◆ **WORK TO BE COMPLETED**:
Each line of the data that includes "while" must be copied.

◆ **DATA TO PROCESS**:
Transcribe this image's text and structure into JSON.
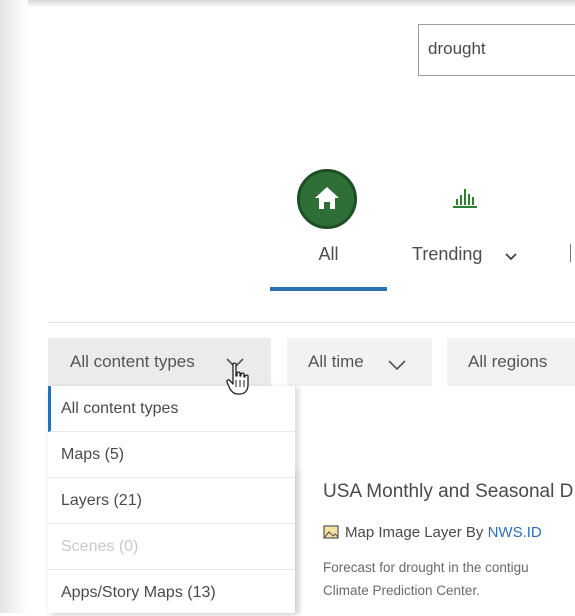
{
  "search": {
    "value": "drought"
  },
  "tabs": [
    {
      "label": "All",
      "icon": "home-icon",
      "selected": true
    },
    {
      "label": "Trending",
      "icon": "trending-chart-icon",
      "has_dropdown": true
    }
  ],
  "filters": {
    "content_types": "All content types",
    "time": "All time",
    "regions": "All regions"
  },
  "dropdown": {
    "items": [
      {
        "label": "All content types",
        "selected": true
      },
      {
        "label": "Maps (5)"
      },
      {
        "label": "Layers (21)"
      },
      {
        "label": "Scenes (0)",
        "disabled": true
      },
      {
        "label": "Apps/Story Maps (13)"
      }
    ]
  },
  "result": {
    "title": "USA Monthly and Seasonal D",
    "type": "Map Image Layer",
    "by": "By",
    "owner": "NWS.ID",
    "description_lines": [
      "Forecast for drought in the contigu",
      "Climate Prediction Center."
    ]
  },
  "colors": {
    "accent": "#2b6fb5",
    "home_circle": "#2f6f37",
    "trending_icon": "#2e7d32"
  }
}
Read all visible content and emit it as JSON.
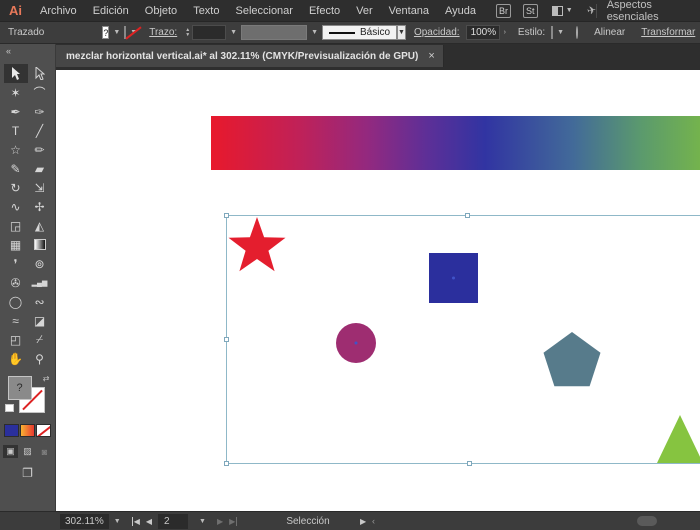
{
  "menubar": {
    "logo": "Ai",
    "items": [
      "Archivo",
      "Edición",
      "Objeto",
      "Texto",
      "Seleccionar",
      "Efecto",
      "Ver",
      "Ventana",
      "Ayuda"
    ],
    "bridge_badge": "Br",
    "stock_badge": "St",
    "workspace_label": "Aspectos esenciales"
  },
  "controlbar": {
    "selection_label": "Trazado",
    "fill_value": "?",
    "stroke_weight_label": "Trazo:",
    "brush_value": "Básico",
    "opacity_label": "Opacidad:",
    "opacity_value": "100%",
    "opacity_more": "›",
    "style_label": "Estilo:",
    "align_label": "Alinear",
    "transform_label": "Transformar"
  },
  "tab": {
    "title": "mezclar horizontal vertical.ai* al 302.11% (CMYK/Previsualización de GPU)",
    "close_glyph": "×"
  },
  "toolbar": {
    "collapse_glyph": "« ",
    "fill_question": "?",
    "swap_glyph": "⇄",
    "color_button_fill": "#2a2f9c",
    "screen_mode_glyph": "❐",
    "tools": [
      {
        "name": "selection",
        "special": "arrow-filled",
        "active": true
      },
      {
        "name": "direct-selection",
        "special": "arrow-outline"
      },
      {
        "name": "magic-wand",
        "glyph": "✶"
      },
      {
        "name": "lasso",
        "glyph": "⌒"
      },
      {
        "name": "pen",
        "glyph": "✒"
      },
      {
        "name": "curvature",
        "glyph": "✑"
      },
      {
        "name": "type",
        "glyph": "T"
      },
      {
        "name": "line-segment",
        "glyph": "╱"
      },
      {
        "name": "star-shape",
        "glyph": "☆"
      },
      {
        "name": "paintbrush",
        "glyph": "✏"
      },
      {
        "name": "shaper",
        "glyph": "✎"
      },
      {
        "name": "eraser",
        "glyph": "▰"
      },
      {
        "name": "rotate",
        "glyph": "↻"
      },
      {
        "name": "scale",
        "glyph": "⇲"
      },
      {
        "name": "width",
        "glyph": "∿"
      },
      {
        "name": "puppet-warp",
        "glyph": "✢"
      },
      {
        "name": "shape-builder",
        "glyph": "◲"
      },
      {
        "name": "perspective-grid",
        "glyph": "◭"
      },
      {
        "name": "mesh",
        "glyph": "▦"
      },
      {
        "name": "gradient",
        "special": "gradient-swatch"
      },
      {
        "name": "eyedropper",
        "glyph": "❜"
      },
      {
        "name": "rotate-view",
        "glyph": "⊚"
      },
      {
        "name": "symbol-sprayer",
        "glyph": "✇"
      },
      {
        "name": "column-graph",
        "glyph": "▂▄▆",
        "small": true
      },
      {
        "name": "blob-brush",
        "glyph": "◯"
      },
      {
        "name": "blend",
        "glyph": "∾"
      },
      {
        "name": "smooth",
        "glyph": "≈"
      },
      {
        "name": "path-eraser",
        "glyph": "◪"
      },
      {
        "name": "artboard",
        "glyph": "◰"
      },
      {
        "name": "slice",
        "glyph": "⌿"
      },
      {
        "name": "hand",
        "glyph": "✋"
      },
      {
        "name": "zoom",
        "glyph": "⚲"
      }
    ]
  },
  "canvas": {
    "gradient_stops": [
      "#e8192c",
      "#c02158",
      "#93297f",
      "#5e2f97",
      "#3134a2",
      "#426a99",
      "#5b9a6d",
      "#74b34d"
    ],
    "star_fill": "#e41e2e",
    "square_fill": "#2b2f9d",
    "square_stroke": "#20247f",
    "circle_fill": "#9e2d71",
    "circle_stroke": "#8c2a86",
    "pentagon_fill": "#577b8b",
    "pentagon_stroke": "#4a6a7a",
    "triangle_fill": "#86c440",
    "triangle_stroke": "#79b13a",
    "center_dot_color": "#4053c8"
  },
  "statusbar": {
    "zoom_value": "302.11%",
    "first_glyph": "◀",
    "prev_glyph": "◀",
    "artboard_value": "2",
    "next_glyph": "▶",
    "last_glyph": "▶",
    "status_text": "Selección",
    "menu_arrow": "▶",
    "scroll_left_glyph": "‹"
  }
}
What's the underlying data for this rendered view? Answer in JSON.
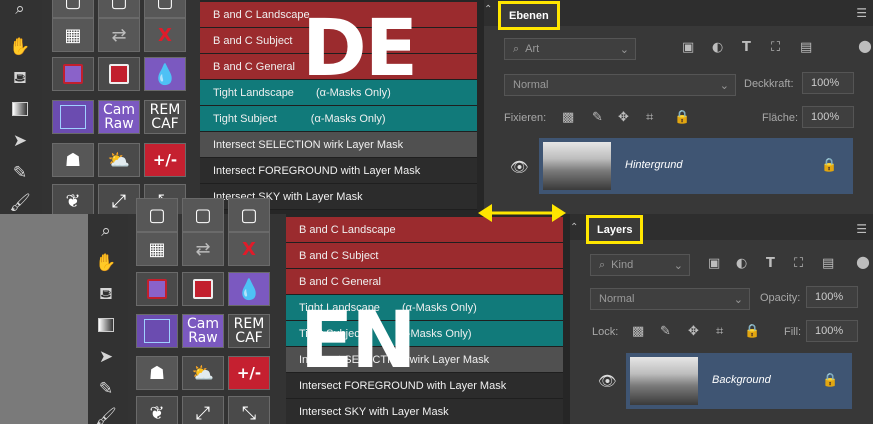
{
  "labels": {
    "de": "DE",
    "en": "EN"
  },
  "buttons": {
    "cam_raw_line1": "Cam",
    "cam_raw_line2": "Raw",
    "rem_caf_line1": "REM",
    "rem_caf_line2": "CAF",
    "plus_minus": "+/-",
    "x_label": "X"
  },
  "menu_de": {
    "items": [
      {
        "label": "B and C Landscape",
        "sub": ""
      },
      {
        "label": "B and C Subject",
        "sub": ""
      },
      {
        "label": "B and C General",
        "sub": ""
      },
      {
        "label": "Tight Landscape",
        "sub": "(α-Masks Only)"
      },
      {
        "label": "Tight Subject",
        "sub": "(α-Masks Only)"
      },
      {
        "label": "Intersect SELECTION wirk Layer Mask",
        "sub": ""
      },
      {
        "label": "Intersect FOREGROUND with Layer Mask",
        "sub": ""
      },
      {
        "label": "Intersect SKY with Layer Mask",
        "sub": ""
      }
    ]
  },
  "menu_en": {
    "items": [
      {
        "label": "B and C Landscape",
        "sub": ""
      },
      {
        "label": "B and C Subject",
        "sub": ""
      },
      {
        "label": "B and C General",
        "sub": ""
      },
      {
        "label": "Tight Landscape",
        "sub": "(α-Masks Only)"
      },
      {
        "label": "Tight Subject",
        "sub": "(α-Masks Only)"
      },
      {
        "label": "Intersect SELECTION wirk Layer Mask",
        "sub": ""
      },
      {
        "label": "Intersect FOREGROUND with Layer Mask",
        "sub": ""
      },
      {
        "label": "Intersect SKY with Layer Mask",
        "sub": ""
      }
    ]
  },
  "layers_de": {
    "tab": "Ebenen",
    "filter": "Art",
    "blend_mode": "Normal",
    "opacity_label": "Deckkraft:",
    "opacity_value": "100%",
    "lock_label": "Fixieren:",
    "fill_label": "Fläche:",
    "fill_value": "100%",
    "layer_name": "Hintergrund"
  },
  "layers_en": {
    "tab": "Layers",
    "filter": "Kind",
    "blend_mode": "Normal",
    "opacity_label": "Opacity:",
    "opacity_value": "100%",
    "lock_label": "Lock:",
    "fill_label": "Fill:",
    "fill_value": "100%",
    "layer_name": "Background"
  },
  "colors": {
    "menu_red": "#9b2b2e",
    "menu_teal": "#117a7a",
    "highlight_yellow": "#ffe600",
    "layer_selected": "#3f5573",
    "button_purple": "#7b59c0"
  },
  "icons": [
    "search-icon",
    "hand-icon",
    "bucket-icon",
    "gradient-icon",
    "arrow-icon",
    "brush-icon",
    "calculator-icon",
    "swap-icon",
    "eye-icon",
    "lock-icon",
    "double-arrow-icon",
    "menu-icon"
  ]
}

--

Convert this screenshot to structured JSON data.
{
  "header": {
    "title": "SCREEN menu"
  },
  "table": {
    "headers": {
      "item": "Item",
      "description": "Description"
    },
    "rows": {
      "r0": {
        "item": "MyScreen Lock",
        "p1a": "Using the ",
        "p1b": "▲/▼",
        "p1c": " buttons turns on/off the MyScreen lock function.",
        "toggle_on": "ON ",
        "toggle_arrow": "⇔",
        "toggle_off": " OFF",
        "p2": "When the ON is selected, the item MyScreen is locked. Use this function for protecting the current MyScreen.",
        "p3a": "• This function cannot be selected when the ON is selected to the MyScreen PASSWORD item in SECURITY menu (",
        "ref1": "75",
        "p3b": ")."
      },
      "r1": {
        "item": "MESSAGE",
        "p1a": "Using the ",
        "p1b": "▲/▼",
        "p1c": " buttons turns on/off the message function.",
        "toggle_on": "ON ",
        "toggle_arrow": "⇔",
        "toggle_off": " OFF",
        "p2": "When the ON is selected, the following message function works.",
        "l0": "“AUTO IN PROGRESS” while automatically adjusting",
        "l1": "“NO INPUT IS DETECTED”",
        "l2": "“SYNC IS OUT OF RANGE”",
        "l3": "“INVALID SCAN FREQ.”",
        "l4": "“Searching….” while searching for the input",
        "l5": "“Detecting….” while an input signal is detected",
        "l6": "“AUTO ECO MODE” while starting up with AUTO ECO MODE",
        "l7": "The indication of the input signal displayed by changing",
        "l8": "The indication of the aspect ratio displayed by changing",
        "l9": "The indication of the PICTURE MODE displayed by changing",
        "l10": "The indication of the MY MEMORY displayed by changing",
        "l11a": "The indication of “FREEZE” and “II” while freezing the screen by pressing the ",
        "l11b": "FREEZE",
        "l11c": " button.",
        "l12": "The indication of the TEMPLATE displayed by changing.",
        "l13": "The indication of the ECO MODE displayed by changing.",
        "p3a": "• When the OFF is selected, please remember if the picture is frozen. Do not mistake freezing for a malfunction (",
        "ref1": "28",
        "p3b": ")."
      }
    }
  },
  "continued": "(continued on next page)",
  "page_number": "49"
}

◆ **TASK ANSWER**:
        "l0": "“AUTO IN PROGRESS” while automatically adjusting",
        "l4": "“Searching….” while searching for the input",
        "l5": "“Detecting….” while an input signal is detected",
        "l6": "“AUTO ECO MODE” while starting up with AUTO ECO MODE",
        "l11a": "The indication of “FREEZE” and “II” while freezing the screen by pressing the ",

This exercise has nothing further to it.